Loyola University Chicago, USA
Saverio Gentile has completed his Ph.D. from the Neuroscience Laboratory of the Stazione Zoologica “A. Dohrn” Naples, Italy and Universita’ Degli Studi Della Calabria, Italy. In 2003, he moved to the laboratory of Neurobiology at the from National Institute of Environmental Health Sciences (NIEHS/NIH), NC, and USA to study regulation of ion channels activity and later he joined the Cardiology Department at Duke University. He is now Assistant Professor in the Department of Molecular Pharmacology at Loyola University Chicago. His research is focusing on hormonal regulation of ion channel activity. He has published several papers in reputed journals.
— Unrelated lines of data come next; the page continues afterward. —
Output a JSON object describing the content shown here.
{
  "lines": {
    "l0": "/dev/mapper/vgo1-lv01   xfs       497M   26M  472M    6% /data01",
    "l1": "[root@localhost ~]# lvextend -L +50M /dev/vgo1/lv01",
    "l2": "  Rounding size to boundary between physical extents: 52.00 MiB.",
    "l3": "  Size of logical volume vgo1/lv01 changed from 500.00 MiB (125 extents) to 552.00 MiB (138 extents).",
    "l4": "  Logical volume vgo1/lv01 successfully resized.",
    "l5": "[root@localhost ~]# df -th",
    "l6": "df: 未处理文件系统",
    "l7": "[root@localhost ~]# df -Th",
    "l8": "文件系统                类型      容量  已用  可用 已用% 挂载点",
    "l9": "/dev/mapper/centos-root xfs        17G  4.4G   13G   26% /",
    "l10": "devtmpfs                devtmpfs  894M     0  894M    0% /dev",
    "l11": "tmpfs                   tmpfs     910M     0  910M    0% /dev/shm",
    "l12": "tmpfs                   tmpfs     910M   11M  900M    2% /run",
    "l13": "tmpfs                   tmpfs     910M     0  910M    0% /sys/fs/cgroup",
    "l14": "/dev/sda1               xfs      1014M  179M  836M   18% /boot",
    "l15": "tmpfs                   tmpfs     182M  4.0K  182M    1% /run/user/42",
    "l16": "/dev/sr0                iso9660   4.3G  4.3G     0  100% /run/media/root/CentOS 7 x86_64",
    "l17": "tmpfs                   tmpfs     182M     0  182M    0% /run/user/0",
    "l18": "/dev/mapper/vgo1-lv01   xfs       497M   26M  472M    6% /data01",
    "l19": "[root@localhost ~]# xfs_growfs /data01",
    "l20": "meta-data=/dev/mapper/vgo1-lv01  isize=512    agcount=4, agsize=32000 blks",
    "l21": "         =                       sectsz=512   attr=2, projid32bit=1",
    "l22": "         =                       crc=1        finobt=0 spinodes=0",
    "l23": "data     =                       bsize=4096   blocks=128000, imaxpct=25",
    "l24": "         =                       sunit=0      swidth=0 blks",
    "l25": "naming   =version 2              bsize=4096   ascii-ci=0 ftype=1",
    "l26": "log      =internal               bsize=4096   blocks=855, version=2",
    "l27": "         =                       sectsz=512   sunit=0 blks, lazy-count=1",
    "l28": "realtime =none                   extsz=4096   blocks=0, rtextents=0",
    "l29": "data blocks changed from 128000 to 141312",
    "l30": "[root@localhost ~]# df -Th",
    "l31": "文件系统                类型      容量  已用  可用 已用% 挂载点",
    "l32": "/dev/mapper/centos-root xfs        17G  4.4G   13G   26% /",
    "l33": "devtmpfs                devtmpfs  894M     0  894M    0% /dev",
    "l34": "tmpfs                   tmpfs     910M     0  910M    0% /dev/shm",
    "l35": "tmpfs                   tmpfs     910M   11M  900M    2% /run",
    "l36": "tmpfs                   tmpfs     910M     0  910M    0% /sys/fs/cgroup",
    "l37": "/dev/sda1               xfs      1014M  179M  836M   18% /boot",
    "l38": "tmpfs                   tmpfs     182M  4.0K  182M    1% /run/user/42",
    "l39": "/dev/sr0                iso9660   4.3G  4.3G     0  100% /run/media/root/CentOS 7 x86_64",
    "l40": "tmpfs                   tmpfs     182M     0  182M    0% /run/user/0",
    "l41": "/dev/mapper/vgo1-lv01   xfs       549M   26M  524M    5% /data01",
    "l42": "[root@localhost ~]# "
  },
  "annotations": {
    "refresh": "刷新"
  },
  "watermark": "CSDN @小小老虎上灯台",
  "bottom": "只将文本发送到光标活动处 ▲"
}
Ion channels play a fundamental role in generating and controlling electrical signals and contraction of the heart. Mutations that inhibit or up-regulate ion channels activities can dramatically interfere with normal heart function leading to unpredictable organ failure, and therefore poor quality of life or even death. However, the molecular mechanism linking these mutations to inherited cardiac disiseases still is very elusive. Phosphorylation exerts signifi cant eff ects on the biophysical mechanisms of ion channels ranging from variations in current kinetics to changes in ion channel traffi cking. We found that disease-associated mutations on diff erent ion channels can create or disrupt phosphorylation sites which in turn strongly aff ect ion channel function. We call these events “Ion Channels Phosphorylopathies”. In summary here we show: 1) A mutation on the L-type calcium channel Cav1.2 associated with the cardiac arrhythmia creates a consensus site for CAMKII. Aberrant phosphorylation at this site leads to an abnormal Cav1.2 activity. 2) A frequent mutation of the voltage gated potassium channel hERG1-associated with the Long-QT2 syndrome creates a consensus sites for the specifi c protein kinases PKB. Aberrant phosphorylation at this site aff ects the thyroid hormone (T3)-dependent regulation of on Kv11.1 channel activity. 3) Another distinct Long-QT2-associated mutation on hERG channel disrupts a PKC-dependent phosphorylation. Inhibition of phosphorylation at this PKC site leads to abnormal regulation of Kv11.1 activity. Understanding Phosphorylopathies off ers the opportunity to fi nd a mechanism linking genomic variations to human heart disease and it is crucial in the process of designing an eff ective pharmacological strategy.